The Think-Aloud Controversy in Second Language Research
Published May 5th 2010 by Routledge – 168 pages
The Think-Aloud Controversy in Second Language Research aims to answer key questions about the validity and uses of think-alouds, verbal reports completed by research participants while they perform a task. It offers an overview of how think-alouds have been used in language research and presents a quantitative meta-analysis of findings from studies involving verbal tasks and think-alouds. The book begins by presenting the theoretical background and empirical research that has examined the reactivity of think-alouds, then offers guidance regarding the practical issues of data collection and analysis, and concludes with implications for the use of think-alouds in language research. With its focus on a much-discussed and somewhat controversial data elicitation method in language research, this timely work is relevant to students and researchers from all theoretical perspectives who collect first or second language data. It serves as a valuable guide for any language researcher who is considering using think-alouds.
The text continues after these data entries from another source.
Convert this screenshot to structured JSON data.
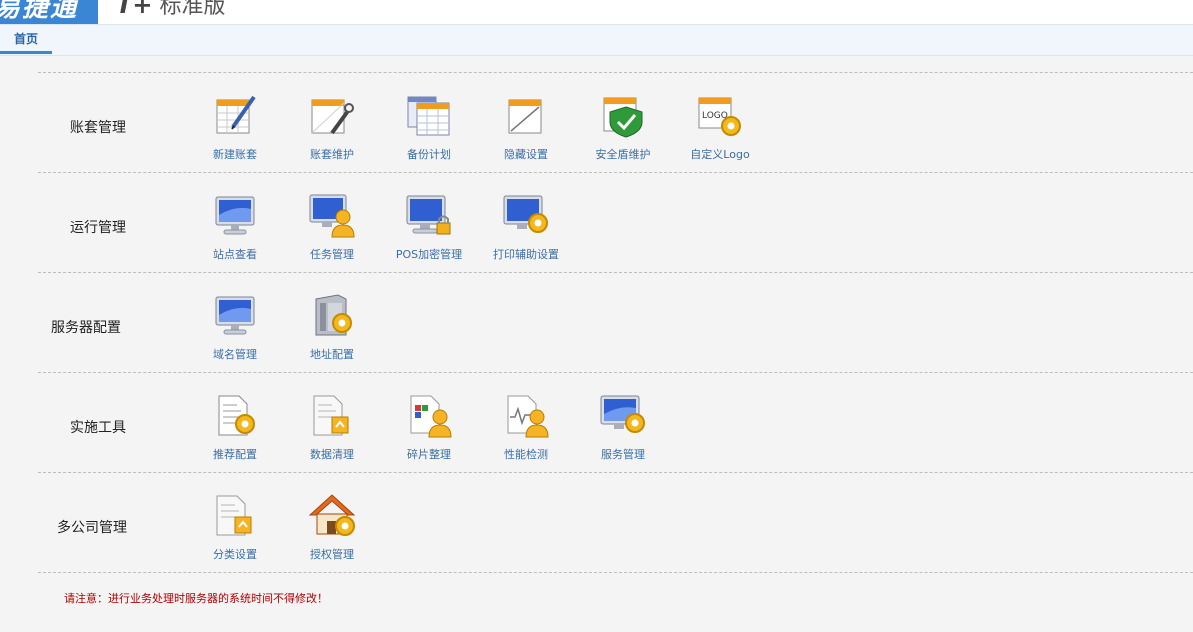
{
  "header": {
    "logo_text": "易捷通",
    "edition_prefix": "T+",
    "edition_text": "标准版"
  },
  "tabs": [
    {
      "label": "首页"
    }
  ],
  "sections": [
    {
      "title": "账套管理",
      "items": [
        {
          "label": "新建账套",
          "icon": "new-account-set-icon"
        },
        {
          "label": "账套维护",
          "icon": "account-set-maintenance-icon"
        },
        {
          "label": "备份计划",
          "icon": "backup-plan-icon"
        },
        {
          "label": "隐藏设置",
          "icon": "hidden-settings-icon"
        },
        {
          "label": "安全盾维护",
          "icon": "security-shield-icon"
        },
        {
          "label": "自定义Logo",
          "icon": "custom-logo-icon"
        }
      ]
    },
    {
      "title": "运行管理",
      "items": [
        {
          "label": "站点查看",
          "icon": "site-monitor-icon"
        },
        {
          "label": "任务管理",
          "icon": "task-monitor-user-icon"
        },
        {
          "label": "POS加密管理",
          "icon": "pos-encryption-monitor-icon"
        },
        {
          "label": "打印辅助设置",
          "icon": "print-assist-monitor-gear-icon"
        }
      ]
    },
    {
      "title": "服务器配置",
      "items": [
        {
          "label": "域名管理",
          "icon": "domain-monitor-icon"
        },
        {
          "label": "地址配置",
          "icon": "server-gear-icon"
        }
      ]
    },
    {
      "title": "实施工具",
      "items": [
        {
          "label": "推荐配置",
          "icon": "document-gear-icon"
        },
        {
          "label": "数据清理",
          "icon": "data-document-icon"
        },
        {
          "label": "碎片整理",
          "icon": "defrag-user-icon"
        },
        {
          "label": "性能检测",
          "icon": "performance-user-icon"
        },
        {
          "label": "服务管理",
          "icon": "service-monitor-gear-icon"
        }
      ]
    },
    {
      "title": "多公司管理",
      "items": [
        {
          "label": "分类设置",
          "icon": "category-document-icon"
        },
        {
          "label": "授权管理",
          "icon": "authorization-house-icon"
        }
      ]
    }
  ],
  "notice": "请注意：进行业务处理时服务器的系统时间不得修改！"
}
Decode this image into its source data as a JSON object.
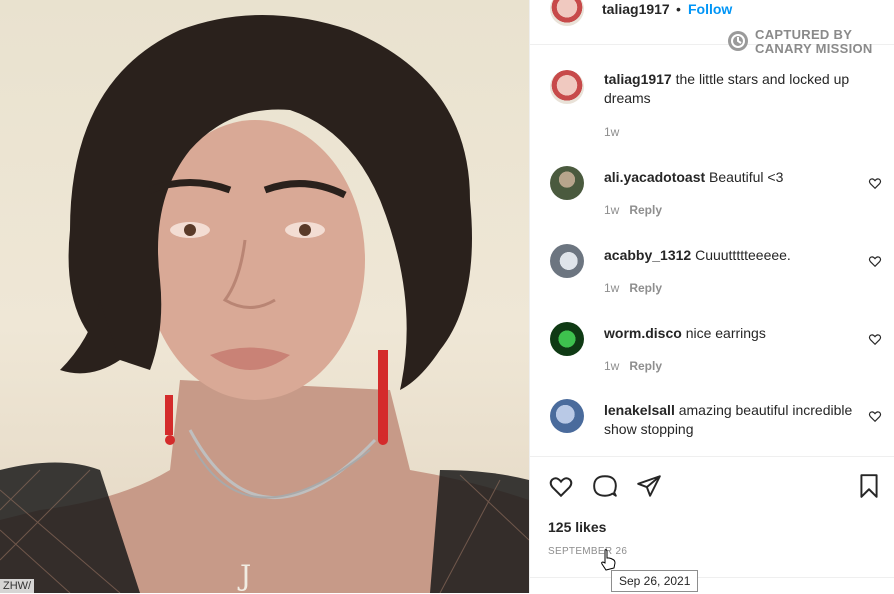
{
  "photo": {
    "caption_fragment": "ZHW/"
  },
  "header": {
    "username": "taliag1917",
    "separator": "•",
    "follow_label": "Follow"
  },
  "watermark": {
    "line1": "CAPTURED BY",
    "line2": "CANARY MISSION"
  },
  "caption_comment": {
    "username": "taliag1917",
    "text": "the little stars and locked up dreams",
    "time": "1w"
  },
  "comments": [
    {
      "username": "ali.yacadotoast",
      "text": "Beautiful <3",
      "time": "1w",
      "reply": "Reply"
    },
    {
      "username": "acabby_1312",
      "text": "Cuuuttttteeeee.",
      "time": "1w",
      "reply": "Reply"
    },
    {
      "username": "worm.disco",
      "text": "nice earrings",
      "time": "1w",
      "reply": "Reply"
    },
    {
      "username": "lenakelsall",
      "text": "amazing beautiful incredible show stopping"
    }
  ],
  "footer": {
    "likes": "125 likes",
    "date": "SEPTEMBER 26",
    "tooltip": "Sep 26, 2021"
  },
  "colors": {
    "accent": "#0095f6",
    "muted": "#8e8e8e",
    "border": "#efefef"
  }
}
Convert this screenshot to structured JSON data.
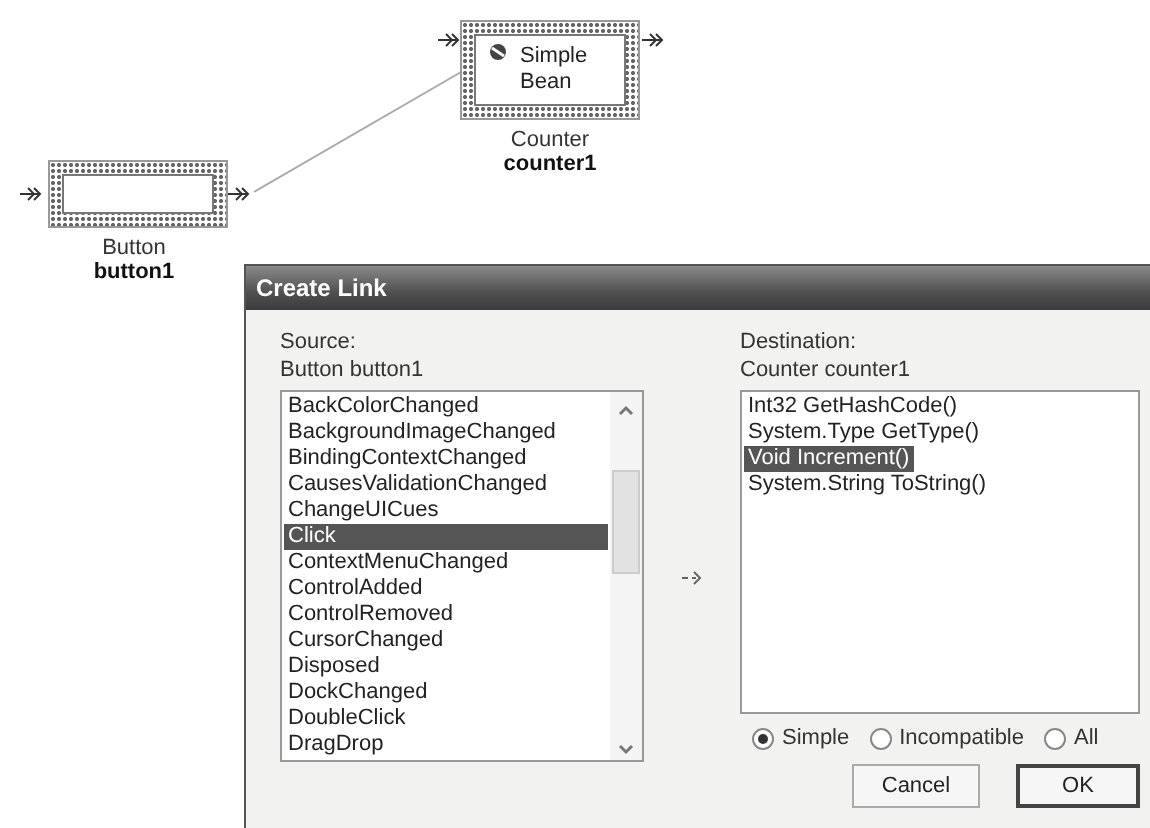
{
  "diagram": {
    "nodes": [
      {
        "kind": "bean",
        "body": "Simple Bean",
        "type_label": "Counter",
        "name": "counter1"
      },
      {
        "kind": "control",
        "type_label": "Button",
        "name": "button1"
      }
    ]
  },
  "dialog": {
    "title": "Create Link",
    "source": {
      "label": "Source:",
      "object": "Button button1",
      "items": [
        {
          "label": "BackColorChanged",
          "selected": false
        },
        {
          "label": "BackgroundImageChanged",
          "selected": false
        },
        {
          "label": "BindingContextChanged",
          "selected": false
        },
        {
          "label": "CausesValidationChanged",
          "selected": false
        },
        {
          "label": "ChangeUICues",
          "selected": false
        },
        {
          "label": "Click",
          "selected": true
        },
        {
          "label": "ContextMenuChanged",
          "selected": false
        },
        {
          "label": "ControlAdded",
          "selected": false
        },
        {
          "label": "ControlRemoved",
          "selected": false
        },
        {
          "label": "CursorChanged",
          "selected": false
        },
        {
          "label": "Disposed",
          "selected": false
        },
        {
          "label": "DockChanged",
          "selected": false
        },
        {
          "label": "DoubleClick",
          "selected": false
        },
        {
          "label": "DragDrop",
          "selected": false
        }
      ]
    },
    "destination": {
      "label": "Destination:",
      "object": "Counter counter1",
      "items": [
        {
          "label": "Int32 GetHashCode()",
          "selected": false
        },
        {
          "label": "System.Type GetType()",
          "selected": false
        },
        {
          "label": "Void Increment()",
          "selected": true
        },
        {
          "label": "System.String ToString()",
          "selected": false
        }
      ]
    },
    "filters": [
      {
        "label": "Simple",
        "selected": true
      },
      {
        "label": "Incompatible",
        "selected": false
      },
      {
        "label": "All",
        "selected": false
      }
    ],
    "buttons": [
      {
        "label": "Cancel",
        "default": false
      },
      {
        "label": "OK",
        "default": true
      }
    ]
  }
}
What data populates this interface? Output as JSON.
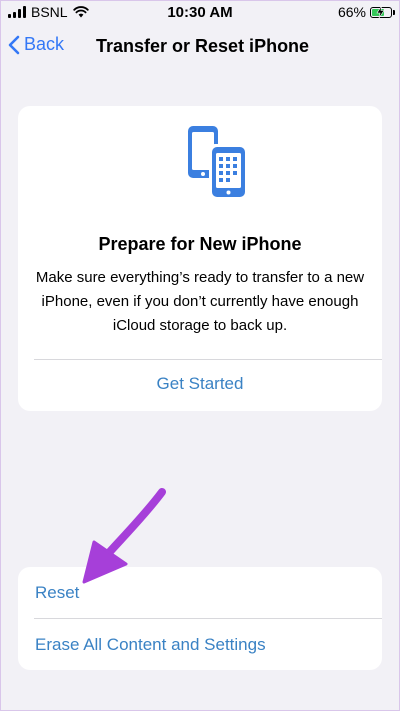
{
  "status_bar": {
    "carrier": "BSNL",
    "time": "10:30 AM",
    "battery_percent": "66%",
    "battery_level": 0.66
  },
  "nav": {
    "back_label": "Back",
    "title": "Transfer or Reset iPhone"
  },
  "prepare": {
    "title": "Prepare for New iPhone",
    "description": "Make sure everything’s ready to transfer to a new iPhone, even if you don’t currently have enough iCloud storage to back up.",
    "action_label": "Get Started",
    "icon": "phones-transfer-icon"
  },
  "reset_list": {
    "items": [
      {
        "label": "Reset"
      },
      {
        "label": "Erase All Content and Settings"
      }
    ]
  },
  "colors": {
    "accent": "#3478f6",
    "link": "#3a82c4",
    "background": "#f2f1f6",
    "annotation": "#a63fd9",
    "battery": "#34c759"
  }
}
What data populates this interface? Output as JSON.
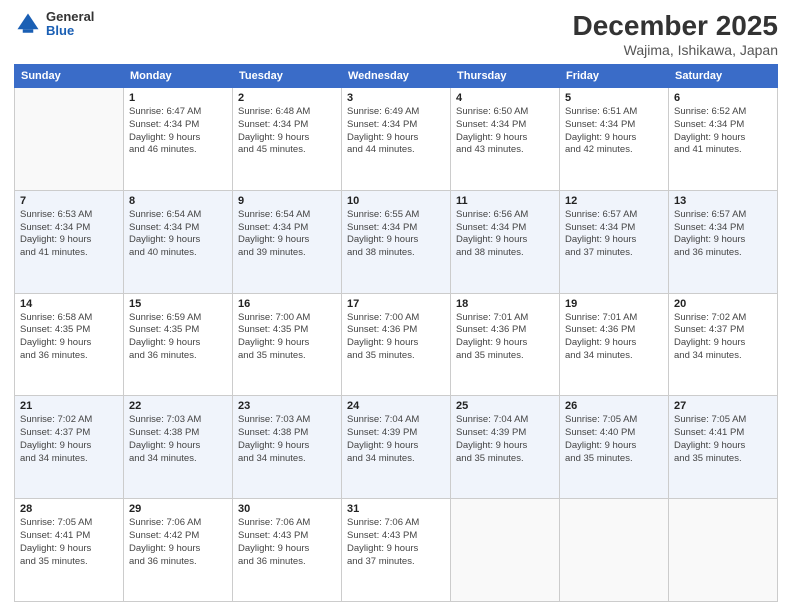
{
  "header": {
    "logo": {
      "general": "General",
      "blue": "Blue"
    },
    "title": "December 2025",
    "subtitle": "Wajima, Ishikawa, Japan"
  },
  "weekdays": [
    "Sunday",
    "Monday",
    "Tuesday",
    "Wednesday",
    "Thursday",
    "Friday",
    "Saturday"
  ],
  "weeks": [
    [
      {
        "day": "",
        "detail": ""
      },
      {
        "day": "1",
        "detail": "Sunrise: 6:47 AM\nSunset: 4:34 PM\nDaylight: 9 hours\nand 46 minutes."
      },
      {
        "day": "2",
        "detail": "Sunrise: 6:48 AM\nSunset: 4:34 PM\nDaylight: 9 hours\nand 45 minutes."
      },
      {
        "day": "3",
        "detail": "Sunrise: 6:49 AM\nSunset: 4:34 PM\nDaylight: 9 hours\nand 44 minutes."
      },
      {
        "day": "4",
        "detail": "Sunrise: 6:50 AM\nSunset: 4:34 PM\nDaylight: 9 hours\nand 43 minutes."
      },
      {
        "day": "5",
        "detail": "Sunrise: 6:51 AM\nSunset: 4:34 PM\nDaylight: 9 hours\nand 42 minutes."
      },
      {
        "day": "6",
        "detail": "Sunrise: 6:52 AM\nSunset: 4:34 PM\nDaylight: 9 hours\nand 41 minutes."
      }
    ],
    [
      {
        "day": "7",
        "detail": "Sunrise: 6:53 AM\nSunset: 4:34 PM\nDaylight: 9 hours\nand 41 minutes."
      },
      {
        "day": "8",
        "detail": "Sunrise: 6:54 AM\nSunset: 4:34 PM\nDaylight: 9 hours\nand 40 minutes."
      },
      {
        "day": "9",
        "detail": "Sunrise: 6:54 AM\nSunset: 4:34 PM\nDaylight: 9 hours\nand 39 minutes."
      },
      {
        "day": "10",
        "detail": "Sunrise: 6:55 AM\nSunset: 4:34 PM\nDaylight: 9 hours\nand 38 minutes."
      },
      {
        "day": "11",
        "detail": "Sunrise: 6:56 AM\nSunset: 4:34 PM\nDaylight: 9 hours\nand 38 minutes."
      },
      {
        "day": "12",
        "detail": "Sunrise: 6:57 AM\nSunset: 4:34 PM\nDaylight: 9 hours\nand 37 minutes."
      },
      {
        "day": "13",
        "detail": "Sunrise: 6:57 AM\nSunset: 4:34 PM\nDaylight: 9 hours\nand 36 minutes."
      }
    ],
    [
      {
        "day": "14",
        "detail": "Sunrise: 6:58 AM\nSunset: 4:35 PM\nDaylight: 9 hours\nand 36 minutes."
      },
      {
        "day": "15",
        "detail": "Sunrise: 6:59 AM\nSunset: 4:35 PM\nDaylight: 9 hours\nand 36 minutes."
      },
      {
        "day": "16",
        "detail": "Sunrise: 7:00 AM\nSunset: 4:35 PM\nDaylight: 9 hours\nand 35 minutes."
      },
      {
        "day": "17",
        "detail": "Sunrise: 7:00 AM\nSunset: 4:36 PM\nDaylight: 9 hours\nand 35 minutes."
      },
      {
        "day": "18",
        "detail": "Sunrise: 7:01 AM\nSunset: 4:36 PM\nDaylight: 9 hours\nand 35 minutes."
      },
      {
        "day": "19",
        "detail": "Sunrise: 7:01 AM\nSunset: 4:36 PM\nDaylight: 9 hours\nand 34 minutes."
      },
      {
        "day": "20",
        "detail": "Sunrise: 7:02 AM\nSunset: 4:37 PM\nDaylight: 9 hours\nand 34 minutes."
      }
    ],
    [
      {
        "day": "21",
        "detail": "Sunrise: 7:02 AM\nSunset: 4:37 PM\nDaylight: 9 hours\nand 34 minutes."
      },
      {
        "day": "22",
        "detail": "Sunrise: 7:03 AM\nSunset: 4:38 PM\nDaylight: 9 hours\nand 34 minutes."
      },
      {
        "day": "23",
        "detail": "Sunrise: 7:03 AM\nSunset: 4:38 PM\nDaylight: 9 hours\nand 34 minutes."
      },
      {
        "day": "24",
        "detail": "Sunrise: 7:04 AM\nSunset: 4:39 PM\nDaylight: 9 hours\nand 34 minutes."
      },
      {
        "day": "25",
        "detail": "Sunrise: 7:04 AM\nSunset: 4:39 PM\nDaylight: 9 hours\nand 35 minutes."
      },
      {
        "day": "26",
        "detail": "Sunrise: 7:05 AM\nSunset: 4:40 PM\nDaylight: 9 hours\nand 35 minutes."
      },
      {
        "day": "27",
        "detail": "Sunrise: 7:05 AM\nSunset: 4:41 PM\nDaylight: 9 hours\nand 35 minutes."
      }
    ],
    [
      {
        "day": "28",
        "detail": "Sunrise: 7:05 AM\nSunset: 4:41 PM\nDaylight: 9 hours\nand 35 minutes."
      },
      {
        "day": "29",
        "detail": "Sunrise: 7:06 AM\nSunset: 4:42 PM\nDaylight: 9 hours\nand 36 minutes."
      },
      {
        "day": "30",
        "detail": "Sunrise: 7:06 AM\nSunset: 4:43 PM\nDaylight: 9 hours\nand 36 minutes."
      },
      {
        "day": "31",
        "detail": "Sunrise: 7:06 AM\nSunset: 4:43 PM\nDaylight: 9 hours\nand 37 minutes."
      },
      {
        "day": "",
        "detail": ""
      },
      {
        "day": "",
        "detail": ""
      },
      {
        "day": "",
        "detail": ""
      }
    ]
  ]
}
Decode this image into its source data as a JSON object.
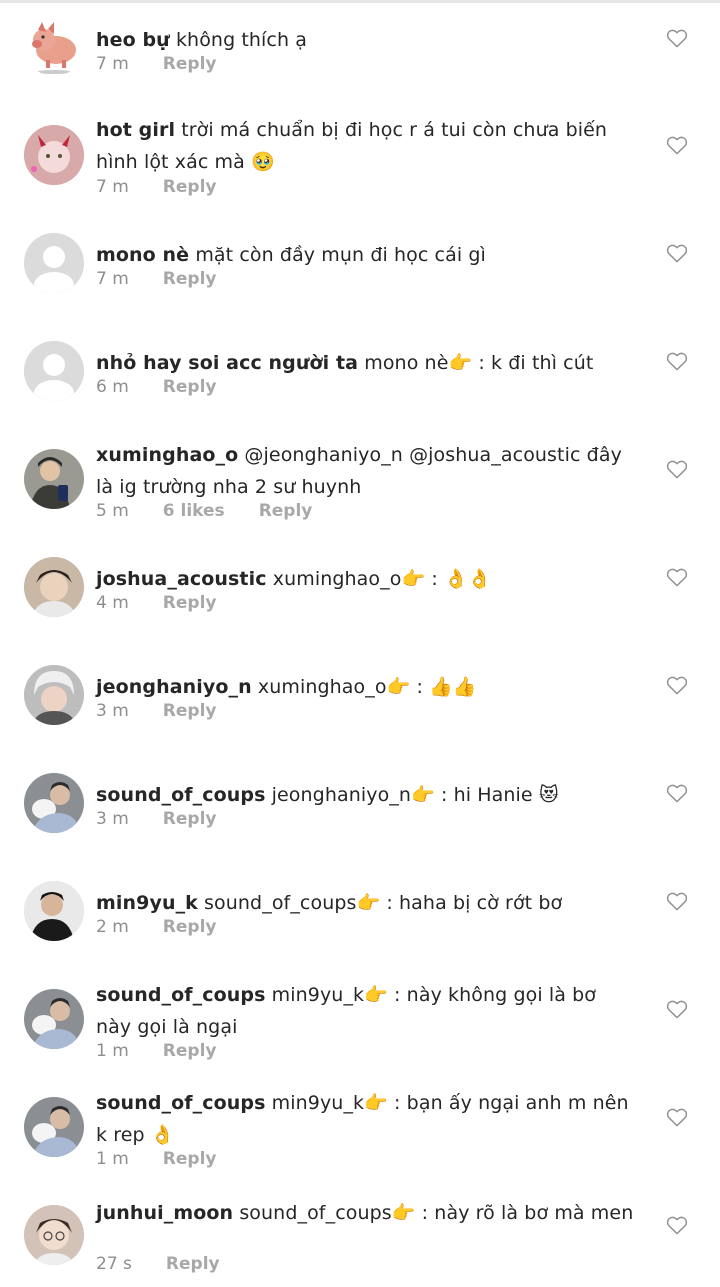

Chapter 1: The use of verbal reports in language research. Chapter 2: Controversy over the use of think-alouds. Chapter 3: Features that Make a Task Amenable to Think-Aloud: A Meta-analysis of Studies Investigating the Validity of Think-Alouds on Verbal Tasks. Chapter 4: Data Collection Considerations. Chapter 5: Data Analysis Considerations. Chapter 6: Conclusion. Appendix A: Studies Included in the Meta-Analysis. Appendix B: Summary of Unique Sample Studies.
Melissa A. Bowles is Assistant Professor of Spanish, Linguistics, and SLATE (Second Language Acquisition and Teacher Education) at the University of Illinois at Urbana-Champaign. Her main research interests are instructed second/heritage language acquisition and research methods.